What did we expect to happen when we allowed polymers to interact with the surfaces of our model cell surfaces? Well, you are probably familiar with the concept that opposites attract and here we expected that the positively charged polymers would be attracted to the surface of lipid bilayer. (See the video about Peppy T. Polymer for an example of adsorption of the polymer to the cellular membrane of gram negative bacteria.) Sure enough, we found that the polymers and oligomers adsorb to the surface of our bilayers, and in some cases the charge of the surface can be neutralized (the overall charge is zero) or reversed (the initially negatively charged surface can become positively charged).

What surprised us was that it turns out that all of the polymers we looked at seemed to “like” the surfaces of our membranes equally. This implies that the chemical structure may not be as important in this system as we thought (at least under these conditions). This was a surprise because some other studies have found that the identity of the functional group can change biological outcomes in real biological systems. These results are important because they have provided some information that will be useful in helping us to better understand how some polymers (or even nanoparticles coated with different polymers) might cause toxic effects in real systems. As far as our analogy about chocolate coated candies, the mystery remains somewhat unsolved. Stay tuned for more work on this topic!

Figure 6. Polymer-wrapped nanoparticles are like a box of chocolates… (image by


  1. McGeachy, A., Caudill, E., Liang, D., Cui, Q., Pedersen, J., & Geiger, F. (2018). Counting charges on membrane-bound peptides. Chemical Science, 9(18), 4285-4298. doi: 10.1039/C8SC00804C
  2. McGeachy, A., Dalchand, N., Caudill, E., Li, T., Doğangün, M., Olenick, L., Chang, H., Pedersen, J., & Geiger, F. (2018). Interfacial electrostatics of poly (vinylamine hydrochloride), poly (diallyldimethylammonium chloride), poly-l-lysine, and poly-l-arginine interacting with lipid bilayers. Physical Chemistry Chemical Physics, 20(16), 10846-10856. doi: 10.1039/C7CP07353D

More about Figure 5: Functional Groups and Chemical Illustrations
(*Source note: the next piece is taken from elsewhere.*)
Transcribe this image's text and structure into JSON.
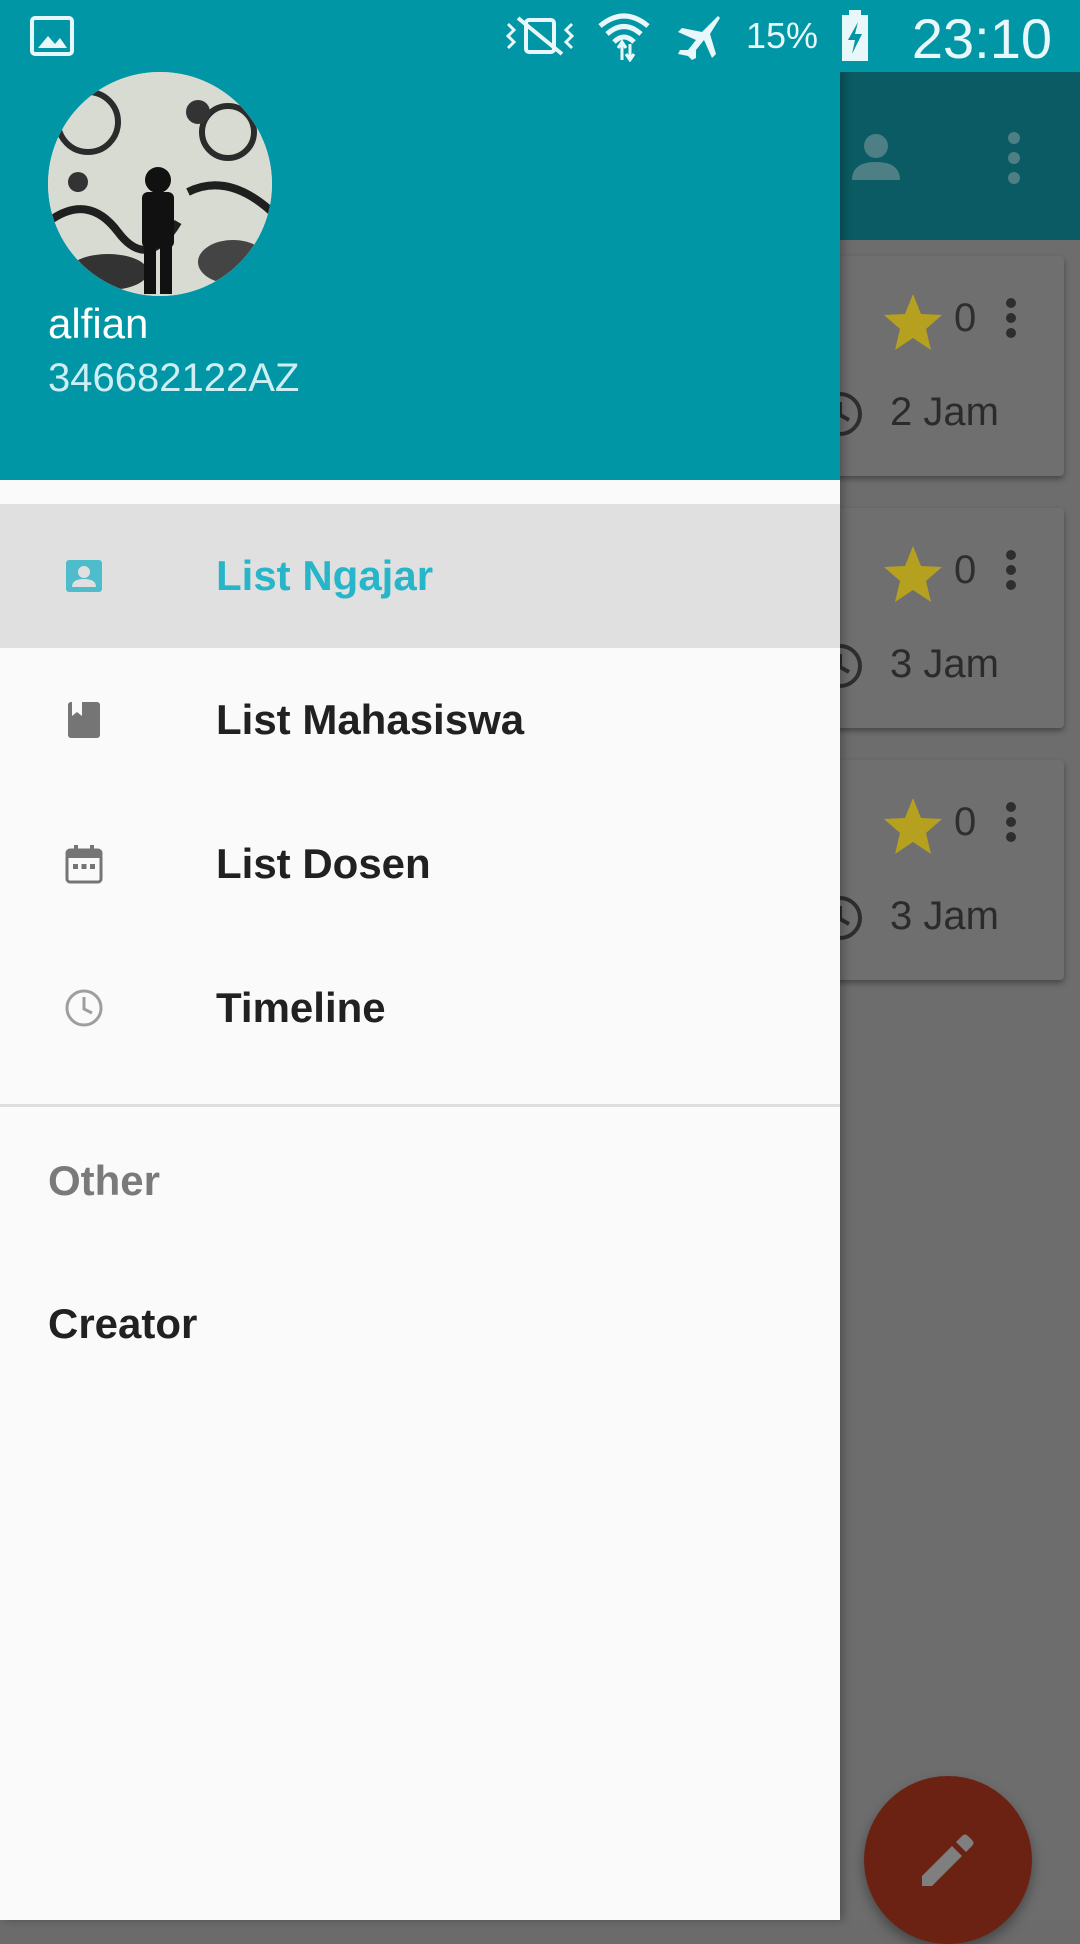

All of the polymers that we looked at in this work contained cationic (positively charged) groups that includes primary amines (meaning the nitrogen is only connected to one carbon atom), quaternary amines (meaning the nitrogen is connected to 4 carbon atoms), and guanidine. Each of these chemical functionalities can have unique ways of behaving and interacting with other functional groups.

Are you curious about how the chemical structures are presented? Scientists use this sort of short hand notation, sometimes referred to as a skeletal chemical structure, to illustrate the chemical structure. In this notation, each line is a bond between two atoms and each of the vertices or terminal groups is a carbon atom. To clarify the illustration, all of the hydrogen atoms that are bonded to the carbon atom are omitted and only non-carbon atoms are explicitly shown. See an example below:

Figure 6. For pentylamine, I counted from right-to-left (as opposed to left-to-right as I did for pentane) to keep with the convention of numbering these structures for organic chemistry. (image sources: Pentane condensed structure, pentane skeletal structure, pentylamine skeletal structure)